(Extracted information begins)

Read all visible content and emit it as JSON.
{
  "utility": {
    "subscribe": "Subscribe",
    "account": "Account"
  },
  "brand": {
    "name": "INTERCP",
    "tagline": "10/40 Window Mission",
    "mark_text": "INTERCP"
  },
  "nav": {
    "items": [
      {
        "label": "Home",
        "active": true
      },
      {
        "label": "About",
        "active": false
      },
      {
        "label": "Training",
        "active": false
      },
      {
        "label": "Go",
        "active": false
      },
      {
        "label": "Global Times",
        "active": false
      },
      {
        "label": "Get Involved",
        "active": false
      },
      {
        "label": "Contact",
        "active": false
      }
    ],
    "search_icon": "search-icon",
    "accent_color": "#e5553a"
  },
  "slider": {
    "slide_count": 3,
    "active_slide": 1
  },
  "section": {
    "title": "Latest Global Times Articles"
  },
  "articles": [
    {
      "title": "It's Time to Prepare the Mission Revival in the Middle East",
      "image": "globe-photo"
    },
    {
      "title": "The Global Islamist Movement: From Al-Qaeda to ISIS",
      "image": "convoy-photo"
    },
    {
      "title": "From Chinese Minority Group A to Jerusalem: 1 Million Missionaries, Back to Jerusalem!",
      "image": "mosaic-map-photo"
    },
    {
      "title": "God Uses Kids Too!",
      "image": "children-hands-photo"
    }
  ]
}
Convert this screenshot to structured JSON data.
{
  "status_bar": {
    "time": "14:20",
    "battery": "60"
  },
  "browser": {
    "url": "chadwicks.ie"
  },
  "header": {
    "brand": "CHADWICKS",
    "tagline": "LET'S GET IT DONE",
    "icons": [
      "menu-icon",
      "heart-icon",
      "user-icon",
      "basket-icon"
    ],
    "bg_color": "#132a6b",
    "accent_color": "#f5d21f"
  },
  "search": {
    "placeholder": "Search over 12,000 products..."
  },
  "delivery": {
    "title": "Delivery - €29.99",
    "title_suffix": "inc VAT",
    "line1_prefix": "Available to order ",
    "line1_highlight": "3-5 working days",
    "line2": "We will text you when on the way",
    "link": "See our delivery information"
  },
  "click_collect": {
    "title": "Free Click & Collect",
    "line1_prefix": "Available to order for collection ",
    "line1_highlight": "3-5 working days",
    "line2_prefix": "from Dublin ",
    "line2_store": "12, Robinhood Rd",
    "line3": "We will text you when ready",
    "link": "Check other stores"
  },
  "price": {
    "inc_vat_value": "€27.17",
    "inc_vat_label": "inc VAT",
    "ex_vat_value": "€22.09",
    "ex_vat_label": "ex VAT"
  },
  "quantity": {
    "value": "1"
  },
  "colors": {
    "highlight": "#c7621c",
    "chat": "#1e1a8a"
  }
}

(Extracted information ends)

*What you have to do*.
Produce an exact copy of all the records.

*Written answer*.
Read all visible content and emit it as JSON.
{
  "utility": {
    "subscribe": "Subscribe",
    "account": "Account"
  },
  "brand": {
    "name": "INTERCP",
    "tagline": "10/40 Window Mission",
    "mark_text": "INTERCP"
  },
  "nav": {
    "items": [
      {
        "label": "Home",
        "active": true
      },
      {
        "label": "About",
        "active": false
      },
      {
        "label": "Training",
        "active": false
      },
      {
        "label": "Go",
        "active": false
      },
      {
        "label": "Global Times",
        "active": false
      },
      {
        "label": "Get Involved",
        "active": false
      },
      {
        "label": "Contact",
        "active": false
      }
    ],
    "search_icon": "search-icon",
    "accent_color": "#e5553a"
  },
  "slider": {
    "slide_count": 3,
    "active_slide": 1
  },
  "section": {
    "title": "Latest Global Times Articles"
  },
  "articles": [
    {
      "title": "It's Time to Prepare the Mission Revival in the Middle East",
      "image": "globe-photo"
    },
    {
      "title": "The Global Islamist Movement: From Al-Qaeda to ISIS",
      "image": "convoy-photo"
    },
    {
      "title": "From Chinese Minority Group A to Jerusalem: 1 Million Missionaries, Back to Jerusalem!",
      "image": "mosaic-map-photo"
    },
    {
      "title": "God Uses Kids Too!",
      "image": "children-hands-photo"
    }
  ]
}
Convert this screenshot to structured JSON data.
{
  "status_bar": {
    "time": "14:20",
    "battery": "60"
  },
  "browser": {
    "url": "chadwicks.ie"
  },
  "header": {
    "brand": "CHADWICKS",
    "tagline": "LET'S GET IT DONE",
    "icons": [
      "menu-icon",
      "heart-icon",
      "user-icon",
      "basket-icon"
    ],
    "bg_color": "#132a6b",
    "accent_color": "#f5d21f"
  },
  "search": {
    "placeholder": "Search over 12,000 products..."
  },
  "delivery": {
    "title": "Delivery - €29.99",
    "title_suffix": "inc VAT",
    "line1_prefix": "Available to order ",
    "line1_highlight": "3-5 working days",
    "line2": "We will text you when on the way",
    "link": "See our delivery information"
  },
  "click_collect": {
    "title": "Free Click & Collect",
    "line1_prefix": "Available to order for collection ",
    "line1_highlight": "3-5 working days",
    "line2_prefix": "from Dublin ",
    "line2_store": "12, Robinhood Rd",
    "line3": "We will text you when ready",
    "link": "Check other stores"
  },
  "price": {
    "inc_vat_value": "€27.17",
    "inc_vat_label": "inc VAT",
    "ex_vat_value": "€22.09",
    "ex_vat_label": "ex VAT"
  },
  "quantity": {
    "value": "1"
  },
  "colors": {
    "highlight": "#c7621c",
    "chat": "#1e1a8a"
  }
}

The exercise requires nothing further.